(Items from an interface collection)
▼▼▼

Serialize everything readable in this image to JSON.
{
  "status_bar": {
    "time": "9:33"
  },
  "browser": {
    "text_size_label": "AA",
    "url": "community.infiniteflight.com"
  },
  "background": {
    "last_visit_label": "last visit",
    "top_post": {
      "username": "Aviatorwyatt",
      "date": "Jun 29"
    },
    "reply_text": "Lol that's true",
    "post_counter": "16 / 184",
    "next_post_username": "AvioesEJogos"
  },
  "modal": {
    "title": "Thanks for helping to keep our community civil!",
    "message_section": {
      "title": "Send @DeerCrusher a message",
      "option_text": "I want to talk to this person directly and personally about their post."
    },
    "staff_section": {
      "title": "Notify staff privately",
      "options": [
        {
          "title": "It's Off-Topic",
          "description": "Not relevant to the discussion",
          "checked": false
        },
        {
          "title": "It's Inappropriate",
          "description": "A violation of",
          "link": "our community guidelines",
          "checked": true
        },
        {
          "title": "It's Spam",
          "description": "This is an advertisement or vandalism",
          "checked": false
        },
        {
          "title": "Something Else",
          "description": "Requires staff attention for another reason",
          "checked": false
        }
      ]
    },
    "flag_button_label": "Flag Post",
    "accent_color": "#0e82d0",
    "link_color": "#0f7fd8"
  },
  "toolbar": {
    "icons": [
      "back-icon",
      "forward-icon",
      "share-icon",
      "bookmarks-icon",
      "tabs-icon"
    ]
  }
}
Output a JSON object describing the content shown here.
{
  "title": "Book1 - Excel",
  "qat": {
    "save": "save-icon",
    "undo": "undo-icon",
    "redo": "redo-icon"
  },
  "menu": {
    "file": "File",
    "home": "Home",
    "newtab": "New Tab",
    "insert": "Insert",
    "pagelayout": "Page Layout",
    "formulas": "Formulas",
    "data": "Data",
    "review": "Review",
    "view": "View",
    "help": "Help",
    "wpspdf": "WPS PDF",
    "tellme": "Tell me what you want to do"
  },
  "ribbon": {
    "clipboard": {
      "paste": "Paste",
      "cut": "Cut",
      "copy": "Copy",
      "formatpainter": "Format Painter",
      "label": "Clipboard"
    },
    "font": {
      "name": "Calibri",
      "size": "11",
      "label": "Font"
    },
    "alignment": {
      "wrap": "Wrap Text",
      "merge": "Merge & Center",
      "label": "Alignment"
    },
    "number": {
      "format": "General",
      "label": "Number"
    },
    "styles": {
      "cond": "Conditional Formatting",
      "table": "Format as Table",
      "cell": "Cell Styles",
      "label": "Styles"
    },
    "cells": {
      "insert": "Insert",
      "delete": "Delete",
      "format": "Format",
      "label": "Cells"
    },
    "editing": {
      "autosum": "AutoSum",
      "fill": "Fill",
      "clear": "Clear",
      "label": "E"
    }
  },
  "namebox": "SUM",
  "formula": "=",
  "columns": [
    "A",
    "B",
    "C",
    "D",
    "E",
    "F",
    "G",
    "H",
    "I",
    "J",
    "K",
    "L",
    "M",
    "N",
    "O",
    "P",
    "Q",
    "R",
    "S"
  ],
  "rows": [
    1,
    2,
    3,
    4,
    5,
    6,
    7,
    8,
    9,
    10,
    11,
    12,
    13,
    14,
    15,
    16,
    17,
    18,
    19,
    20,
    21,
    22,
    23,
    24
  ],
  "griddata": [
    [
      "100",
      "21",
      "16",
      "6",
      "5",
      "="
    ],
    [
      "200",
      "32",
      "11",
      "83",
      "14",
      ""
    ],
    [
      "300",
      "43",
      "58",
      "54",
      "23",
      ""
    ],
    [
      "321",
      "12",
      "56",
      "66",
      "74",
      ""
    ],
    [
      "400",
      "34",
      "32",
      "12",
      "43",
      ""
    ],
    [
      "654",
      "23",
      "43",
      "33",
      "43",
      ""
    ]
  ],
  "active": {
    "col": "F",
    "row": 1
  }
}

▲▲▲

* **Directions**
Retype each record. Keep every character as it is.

* **Result**
Serialize everything readable in this image to JSON.
{
  "status_bar": {
    "time": "9:33"
  },
  "browser": {
    "text_size_label": "AA",
    "url": "community.infiniteflight.com"
  },
  "background": {
    "last_visit_label": "last visit",
    "top_post": {
      "username": "Aviatorwyatt",
      "date": "Jun 29"
    },
    "reply_text": "Lol that's true",
    "post_counter": "16 / 184",
    "next_post_username": "AvioesEJogos"
  },
  "modal": {
    "title": "Thanks for helping to keep our community civil!",
    "message_section": {
      "title": "Send @DeerCrusher a message",
      "option_text": "I want to talk to this person directly and personally about their post."
    },
    "staff_section": {
      "title": "Notify staff privately",
      "options": [
        {
          "title": "It's Off-Topic",
          "description": "Not relevant to the discussion",
          "checked": false
        },
        {
          "title": "It's Inappropriate",
          "description": "A violation of",
          "link": "our community guidelines",
          "checked": true
        },
        {
          "title": "It's Spam",
          "description": "This is an advertisement or vandalism",
          "checked": false
        },
        {
          "title": "Something Else",
          "description": "Requires staff attention for another reason",
          "checked": false
        }
      ]
    },
    "flag_button_label": "Flag Post",
    "accent_color": "#0e82d0",
    "link_color": "#0f7fd8"
  },
  "toolbar": {
    "icons": [
      "back-icon",
      "forward-icon",
      "share-icon",
      "bookmarks-icon",
      "tabs-icon"
    ]
  }
}
Output a JSON object describing the content shown here.
{
  "title": "Book1 - Excel",
  "qat": {
    "save": "save-icon",
    "undo": "undo-icon",
    "redo": "redo-icon"
  },
  "menu": {
    "file": "File",
    "home": "Home",
    "newtab": "New Tab",
    "insert": "Insert",
    "pagelayout": "Page Layout",
    "formulas": "Formulas",
    "data": "Data",
    "review": "Review",
    "view": "View",
    "help": "Help",
    "wpspdf": "WPS PDF",
    "tellme": "Tell me what you want to do"
  },
  "ribbon": {
    "clipboard": {
      "paste": "Paste",
      "cut": "Cut",
      "copy": "Copy",
      "formatpainter": "Format Painter",
      "label": "Clipboard"
    },
    "font": {
      "name": "Calibri",
      "size": "11",
      "label": "Font"
    },
    "alignment": {
      "wrap": "Wrap Text",
      "merge": "Merge & Center",
      "label": "Alignment"
    },
    "number": {
      "format": "General",
      "label": "Number"
    },
    "styles": {
      "cond": "Conditional Formatting",
      "table": "Format as Table",
      "cell": "Cell Styles",
      "label": "Styles"
    },
    "cells": {
      "insert": "Insert",
      "delete": "Delete",
      "format": "Format",
      "label": "Cells"
    },
    "editing": {
      "autosum": "AutoSum",
      "fill": "Fill",
      "clear": "Clear",
      "label": "E"
    }
  },
  "namebox": "SUM",
  "formula": "=",
  "columns": [
    "A",
    "B",
    "C",
    "D",
    "E",
    "F",
    "G",
    "H",
    "I",
    "J",
    "K",
    "L",
    "M",
    "N",
    "O",
    "P",
    "Q",
    "R",
    "S"
  ],
  "rows": [
    1,
    2,
    3,
    4,
    5,
    6,
    7,
    8,
    9,
    10,
    11,
    12,
    13,
    14,
    15,
    16,
    17,
    18,
    19,
    20,
    21,
    22,
    23,
    24
  ],
  "griddata": [
    [
      "100",
      "21",
      "16",
      "6",
      "5",
      "="
    ],
    [
      "200",
      "32",
      "11",
      "83",
      "14",
      ""
    ],
    [
      "300",
      "43",
      "58",
      "54",
      "23",
      ""
    ],
    [
      "321",
      "12",
      "56",
      "66",
      "74",
      ""
    ],
    [
      "400",
      "34",
      "32",
      "12",
      "43",
      ""
    ],
    [
      "654",
      "23",
      "43",
      "33",
      "43",
      ""
    ]
  ],
  "active": {
    "col": "F",
    "row": 1
  }
}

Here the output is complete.